Op-Ed: Why does the government hold on to SAA?
It is a truism that governments have no business running an airline. The airline industry is notoriously capital and skills intensive and yet has hair-thin margins. By GUY LEITCH.
Richard Branson famously said that the airline business has made more millionaires – out of billionaires – than any other industry. So why does the South African government persist in throwing billions at the now terminally afflicted SAA and its stunted sibling, SA Express? There is no reason to believe that this time around SAA will magically become profitable.
What happened to the intention to privatise SAA in the late 1990s? One of the reasons the state claims it won’t consider privatising SAA is the “development agenda”.
I have on my desk a copy of SAA’s latest turnaround strategy – “Corporate Plan April 2017 to March 2022”. Like the countless turnaround plans before it, this plan claims that SAA fulfils a “developmental agenda”. However, what this agenda entails is not defined, other than to state in sweeping terms that SAA’s role is to “support South Africa’s National Developmental Agenda through: transformation, job creation and connecting RSA to trade and tourism partners”.
Notably though, the National Development Plan makes no reference to SAA, or indeed to any airline, other than to say, “Increased airline competition would help lower costs of travel.”
It’s therefore probably fair to conclude that SAA unilaterally decided that it should fulfil a development agenda. Perhaps the reason is that having a development agenda is a great excuse for incurring billions of rand in losses.
What does this self-appointed development agenda mean? A good example occurred when SAA’s now infamous chairperson, Dudu Myeni, demanded that 30% of the airline’s procurement be from black-owned suppliers. In response, both the National Treasury and the Department of Trade and Industry shot her down, pointing out that this 30% requirement does not comply with either the B-BBEE Act, or the Codes of Good Practice, or the procurement legal framework. This was in response to an attempt by Myeni (despite being a supposed non-executive director) to remove a ground handling contract from Bidvest, which was already 63.24% empowered, and appoint an unknown and unproven (crony?) to the contract.
Worldwide, it has been shown that there is no space for non-profit driven interference in airline operations. Yet the South African government doggedly persists in owning airlines that are diverting money, from those who need subsidies, to already wealthy airline passengers.
The “development agenda” is claimed to be a good reason not to privatise the airline.
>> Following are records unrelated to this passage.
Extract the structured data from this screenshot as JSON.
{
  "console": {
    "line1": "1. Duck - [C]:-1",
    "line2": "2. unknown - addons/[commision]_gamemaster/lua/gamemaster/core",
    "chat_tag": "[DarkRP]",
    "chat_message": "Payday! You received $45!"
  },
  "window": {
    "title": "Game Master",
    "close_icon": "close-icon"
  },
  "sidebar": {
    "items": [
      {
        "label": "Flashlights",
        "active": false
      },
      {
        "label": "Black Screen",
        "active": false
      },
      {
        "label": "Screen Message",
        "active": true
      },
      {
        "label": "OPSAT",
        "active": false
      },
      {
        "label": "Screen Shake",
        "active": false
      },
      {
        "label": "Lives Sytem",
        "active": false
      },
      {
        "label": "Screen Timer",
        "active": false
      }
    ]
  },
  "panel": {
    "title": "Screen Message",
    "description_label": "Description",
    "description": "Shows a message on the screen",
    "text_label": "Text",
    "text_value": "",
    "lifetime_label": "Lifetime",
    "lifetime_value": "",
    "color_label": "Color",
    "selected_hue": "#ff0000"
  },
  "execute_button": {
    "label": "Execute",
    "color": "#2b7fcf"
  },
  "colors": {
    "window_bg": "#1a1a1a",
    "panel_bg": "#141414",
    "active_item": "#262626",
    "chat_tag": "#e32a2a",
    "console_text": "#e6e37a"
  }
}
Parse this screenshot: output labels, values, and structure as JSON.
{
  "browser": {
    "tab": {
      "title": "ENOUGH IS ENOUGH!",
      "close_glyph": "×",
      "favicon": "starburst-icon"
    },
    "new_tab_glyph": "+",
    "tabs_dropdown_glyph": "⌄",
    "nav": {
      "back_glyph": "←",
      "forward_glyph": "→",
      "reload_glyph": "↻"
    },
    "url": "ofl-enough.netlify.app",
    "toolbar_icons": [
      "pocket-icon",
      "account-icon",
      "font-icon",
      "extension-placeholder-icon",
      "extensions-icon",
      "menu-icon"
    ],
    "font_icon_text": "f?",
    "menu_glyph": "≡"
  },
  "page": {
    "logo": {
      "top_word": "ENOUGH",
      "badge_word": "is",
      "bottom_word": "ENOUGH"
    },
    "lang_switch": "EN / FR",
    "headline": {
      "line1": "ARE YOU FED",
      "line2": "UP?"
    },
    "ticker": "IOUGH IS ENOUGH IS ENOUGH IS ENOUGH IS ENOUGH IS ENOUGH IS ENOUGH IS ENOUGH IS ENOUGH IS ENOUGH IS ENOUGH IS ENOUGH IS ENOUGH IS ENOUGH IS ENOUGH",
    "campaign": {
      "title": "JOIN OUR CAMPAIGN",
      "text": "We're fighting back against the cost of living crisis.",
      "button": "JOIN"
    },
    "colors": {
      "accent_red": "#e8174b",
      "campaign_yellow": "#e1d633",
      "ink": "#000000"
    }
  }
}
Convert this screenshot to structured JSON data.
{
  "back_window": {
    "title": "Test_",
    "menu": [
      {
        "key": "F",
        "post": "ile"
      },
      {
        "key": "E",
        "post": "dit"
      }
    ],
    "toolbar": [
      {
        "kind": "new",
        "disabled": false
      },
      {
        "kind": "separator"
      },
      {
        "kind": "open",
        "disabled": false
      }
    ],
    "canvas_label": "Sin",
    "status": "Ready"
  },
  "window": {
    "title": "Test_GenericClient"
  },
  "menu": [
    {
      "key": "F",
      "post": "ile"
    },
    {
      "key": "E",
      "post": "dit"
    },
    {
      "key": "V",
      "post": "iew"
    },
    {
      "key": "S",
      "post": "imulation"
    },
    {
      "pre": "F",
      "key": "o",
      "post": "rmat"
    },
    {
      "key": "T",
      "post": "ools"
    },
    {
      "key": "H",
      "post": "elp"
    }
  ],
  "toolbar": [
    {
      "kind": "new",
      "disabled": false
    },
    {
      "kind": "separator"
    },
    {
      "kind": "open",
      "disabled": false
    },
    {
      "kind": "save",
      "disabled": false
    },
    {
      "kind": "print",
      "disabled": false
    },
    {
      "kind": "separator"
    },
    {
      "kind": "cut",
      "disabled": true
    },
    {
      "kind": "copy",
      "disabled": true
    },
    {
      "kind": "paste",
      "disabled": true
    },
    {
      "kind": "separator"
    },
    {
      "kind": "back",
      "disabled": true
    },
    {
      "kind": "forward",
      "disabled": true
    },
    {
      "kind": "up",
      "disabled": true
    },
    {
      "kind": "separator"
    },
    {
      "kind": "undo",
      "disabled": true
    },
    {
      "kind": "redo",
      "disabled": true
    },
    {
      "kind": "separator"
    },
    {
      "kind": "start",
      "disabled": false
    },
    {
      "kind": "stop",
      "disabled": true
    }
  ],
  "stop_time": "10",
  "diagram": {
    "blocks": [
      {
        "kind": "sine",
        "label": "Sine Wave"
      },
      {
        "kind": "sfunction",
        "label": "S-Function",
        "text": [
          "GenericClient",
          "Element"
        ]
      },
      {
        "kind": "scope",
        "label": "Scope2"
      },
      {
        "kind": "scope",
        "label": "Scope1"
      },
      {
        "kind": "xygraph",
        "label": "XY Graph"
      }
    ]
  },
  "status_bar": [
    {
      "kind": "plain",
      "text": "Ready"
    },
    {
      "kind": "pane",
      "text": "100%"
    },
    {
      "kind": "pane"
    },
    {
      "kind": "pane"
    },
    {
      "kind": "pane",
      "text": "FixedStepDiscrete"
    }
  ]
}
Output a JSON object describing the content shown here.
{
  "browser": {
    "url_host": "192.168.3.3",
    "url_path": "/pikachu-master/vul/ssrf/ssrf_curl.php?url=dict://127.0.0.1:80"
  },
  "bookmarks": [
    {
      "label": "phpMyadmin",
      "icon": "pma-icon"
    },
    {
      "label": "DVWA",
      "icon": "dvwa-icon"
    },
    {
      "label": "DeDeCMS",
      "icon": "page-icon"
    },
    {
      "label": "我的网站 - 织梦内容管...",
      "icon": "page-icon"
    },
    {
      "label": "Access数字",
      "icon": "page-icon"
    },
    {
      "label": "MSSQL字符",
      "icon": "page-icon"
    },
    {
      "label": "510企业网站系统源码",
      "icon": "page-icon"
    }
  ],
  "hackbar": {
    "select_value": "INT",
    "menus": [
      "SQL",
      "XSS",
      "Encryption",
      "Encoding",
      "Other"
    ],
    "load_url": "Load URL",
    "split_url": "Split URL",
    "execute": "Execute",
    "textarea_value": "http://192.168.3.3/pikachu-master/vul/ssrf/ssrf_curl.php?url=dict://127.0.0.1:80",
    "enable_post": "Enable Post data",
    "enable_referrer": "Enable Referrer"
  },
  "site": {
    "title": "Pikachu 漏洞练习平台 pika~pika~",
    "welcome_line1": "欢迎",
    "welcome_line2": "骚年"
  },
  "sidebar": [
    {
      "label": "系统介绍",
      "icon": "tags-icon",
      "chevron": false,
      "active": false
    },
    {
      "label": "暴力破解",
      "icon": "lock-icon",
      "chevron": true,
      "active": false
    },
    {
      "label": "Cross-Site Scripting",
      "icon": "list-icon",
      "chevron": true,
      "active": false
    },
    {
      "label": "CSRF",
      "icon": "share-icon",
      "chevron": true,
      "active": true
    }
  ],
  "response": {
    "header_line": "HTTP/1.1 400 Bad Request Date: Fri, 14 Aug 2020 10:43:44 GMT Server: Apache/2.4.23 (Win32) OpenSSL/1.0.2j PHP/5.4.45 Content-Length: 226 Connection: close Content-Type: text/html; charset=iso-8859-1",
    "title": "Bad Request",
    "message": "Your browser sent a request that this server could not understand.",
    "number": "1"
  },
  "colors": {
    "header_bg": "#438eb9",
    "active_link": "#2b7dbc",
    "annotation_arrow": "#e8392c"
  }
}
Yet it has been conclusively proven around the world that privately owned and operated airlines generally do a far better job of providing essential transport links than badly run and heavily subsidised government-owned airlines. SAA proudly claims that its contribution to the South African economy is 0.3 percent of GDP and 34,000 jobs, or 0.3 percent of the country’s workforce. But just imagine how much greater this contribution would be if it was not haemorrhaging passengers to foreign carriers and if it could actually grow its business. And it needs saying yet again: turn the endless wastage of government bailouts into taxable profits.
Occasionally a compelling case may be made for an airline to fly to a non-profitable destination in order to ensure that destination’s economic survival, or for purported long-term strategic reasons. If this really is necessary, and there is little evidence to support it, then that route should be ringfenced from the profitable routes and subsidised for a limited period. But free enterprise, like nature, abhors a vacuum. It there really is demand for a route, the private sector will find a way to make it work long before government can.
An example of such a route for SAA was Beijing which, over the three years it was operated, cost the airline around R1-billion. Since SAA stopped flying it, Air China has stepped into the gap with little in any loss of connectivity and indeed seven other airlines offer a one-stop service from Joburg to Beijing.
Given SAA’s membership of BRICs, Beijing may arguably have been a defensible route, although Shanghai would make far more economic sense. People fly to business centres, not capital cities. But other interference is unpardonable. SAA is under intense pressure from Myeni and other KZN-based politicians to reinstate SAA flights between Durban and Cape Town. For SAA this route is profitable only when operated by a low cost carrier – Mango – yet Myeni demanded SAA fly the route as the politicians wanted business class seats.
Is this the development agenda that justifies “borrowing” R25-billion over the past 15 years from the poor, and which would now threaten not just their pensions, but further imperil South Africa’s sovereign debt rating?
The government has run out of excuses for owning SAA and SA Express. Sell it off – or liquidate it. DM
Photo: A passenger passing a South African Airways (SAA) plane and the tailfin of another at OR Tambo, Johannesburg’s international airport, South Africa, 05 July 2013. EPA/UDO WEITZ